House of Lords: Members

House of Lords: Members

House of Lords Composition

  • The House of Lords is an unelected chamber of the UK Parliament.
  • Its members are not elected by the population, but instead gain membership through appointment, inheritance or ecclesiastical position.

Life Peers

  • Life peers are individuals who have been appointed to the House of Lords for the duration of their life.
  • They are appointed by the monarch on the advice of the Prime Minister or the House of Lords Appointments Commission.
  • Life peers are often distinguished professionals in their fields, such as law, science, culture, or politics.


  • A group of 26 bishops from the Church of England, known as the Lords Spiritual, also have seats in the House of Lords.
  • The Lords Spiritual represent the established Church of England and are appointed based on ecclesiastical hierarchy including the Archbishops of York and Canterbury.

Hereditary Peers

  • Hereditary peers inherit their title and the right to sit in the Lords, although most hereditary peerages no longer grant a seat in the House of Lords.
  • Following the House of Lords Act 1999, only 92 hereditary peers maintain their seats, chosen from amongst themselves.

Differences to House of Commons Members

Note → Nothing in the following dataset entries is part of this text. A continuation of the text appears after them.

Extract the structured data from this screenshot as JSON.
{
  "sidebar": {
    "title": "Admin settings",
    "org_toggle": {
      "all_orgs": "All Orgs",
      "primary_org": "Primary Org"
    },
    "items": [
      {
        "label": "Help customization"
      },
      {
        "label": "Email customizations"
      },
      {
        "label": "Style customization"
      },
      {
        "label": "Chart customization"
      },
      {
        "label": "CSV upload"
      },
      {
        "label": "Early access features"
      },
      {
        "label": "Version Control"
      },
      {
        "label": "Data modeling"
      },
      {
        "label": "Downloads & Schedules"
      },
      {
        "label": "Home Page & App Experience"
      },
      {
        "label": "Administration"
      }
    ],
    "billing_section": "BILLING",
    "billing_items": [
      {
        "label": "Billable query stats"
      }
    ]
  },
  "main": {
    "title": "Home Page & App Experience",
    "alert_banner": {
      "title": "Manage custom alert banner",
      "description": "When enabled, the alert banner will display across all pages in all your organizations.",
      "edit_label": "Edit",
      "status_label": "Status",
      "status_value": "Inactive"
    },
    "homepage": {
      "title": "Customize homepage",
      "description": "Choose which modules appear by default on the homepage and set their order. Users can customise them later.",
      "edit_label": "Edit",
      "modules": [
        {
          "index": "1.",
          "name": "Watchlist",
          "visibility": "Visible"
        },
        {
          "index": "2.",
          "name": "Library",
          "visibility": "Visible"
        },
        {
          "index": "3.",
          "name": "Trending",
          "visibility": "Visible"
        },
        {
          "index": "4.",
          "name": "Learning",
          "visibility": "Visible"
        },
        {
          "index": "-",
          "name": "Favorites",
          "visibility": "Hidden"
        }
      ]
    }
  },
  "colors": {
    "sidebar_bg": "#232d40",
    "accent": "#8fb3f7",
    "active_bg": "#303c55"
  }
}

  • Unlike Members of Parliament in the House of Commons, Lords members are not paid a salary for their parliamentary duties.
  • Their membership in the House of Lords does not end due to failing to be reappointed or losing an election, as it does for members of the House of Commons.